▶ **Directions**
Search the data for the word "shortcut". Reproduce every line where it is found.

※ ※ ※

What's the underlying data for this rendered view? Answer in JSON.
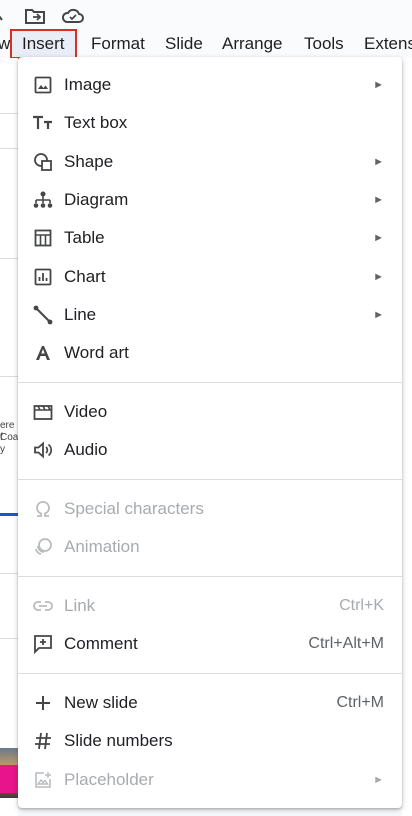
{
  "menubar": {
    "items": [
      {
        "label": "w"
      },
      {
        "label": "Insert"
      },
      {
        "label": "Format"
      },
      {
        "label": "Slide"
      },
      {
        "label": "Arrange"
      },
      {
        "label": "Tools"
      },
      {
        "label": "Extens"
      }
    ]
  },
  "toolbar_icons": [
    "star-icon",
    "move-to-folder-icon",
    "cloud-saved-icon"
  ],
  "insert_menu": {
    "groups": [
      [
        {
          "label": "Image",
          "icon": "image-icon",
          "submenu": true
        },
        {
          "label": "Text box",
          "icon": "text-box-icon"
        },
        {
          "label": "Shape",
          "icon": "shape-icon",
          "submenu": true
        },
        {
          "label": "Diagram",
          "icon": "diagram-icon",
          "submenu": true
        },
        {
          "label": "Table",
          "icon": "table-icon",
          "submenu": true
        },
        {
          "label": "Chart",
          "icon": "chart-icon",
          "submenu": true
        },
        {
          "label": "Line",
          "icon": "line-icon",
          "submenu": true
        },
        {
          "label": "Word art",
          "icon": "word-art-icon"
        }
      ],
      [
        {
          "label": "Video",
          "icon": "video-icon"
        },
        {
          "label": "Audio",
          "icon": "audio-icon"
        }
      ],
      [
        {
          "label": "Special characters",
          "icon": "omega-icon",
          "disabled": true
        },
        {
          "label": "Animation",
          "icon": "animation-icon",
          "disabled": true
        }
      ],
      [
        {
          "label": "Link",
          "icon": "link-icon",
          "shortcut": "Ctrl+K",
          "disabled": true
        },
        {
          "label": "Comment",
          "icon": "comment-icon",
          "shortcut": "Ctrl+Alt+M"
        }
      ],
      [
        {
          "label": "New slide",
          "icon": "plus-icon",
          "shortcut": "Ctrl+M"
        },
        {
          "label": "Slide numbers",
          "icon": "hash-icon"
        },
        {
          "label": "Placeholder",
          "icon": "placeholder-icon",
          "submenu": true,
          "disabled": true
        }
      ]
    ],
    "submenu_arrow": "►"
  },
  "slide_thumbnail_text": {
    "line1": "ere f",
    "line2": "Coas",
    "line3": "y"
  },
  "colors": {
    "active_outline": "#d93025",
    "accent_blue": "#1a56c6",
    "accent_pink": "#e8148c"
  }
}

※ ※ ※

▶ **Exercise solution**
          "shortcut": "Ctrl+K",
          "shortcut": "Ctrl+Alt+M"
          "shortcut": "Ctrl+M"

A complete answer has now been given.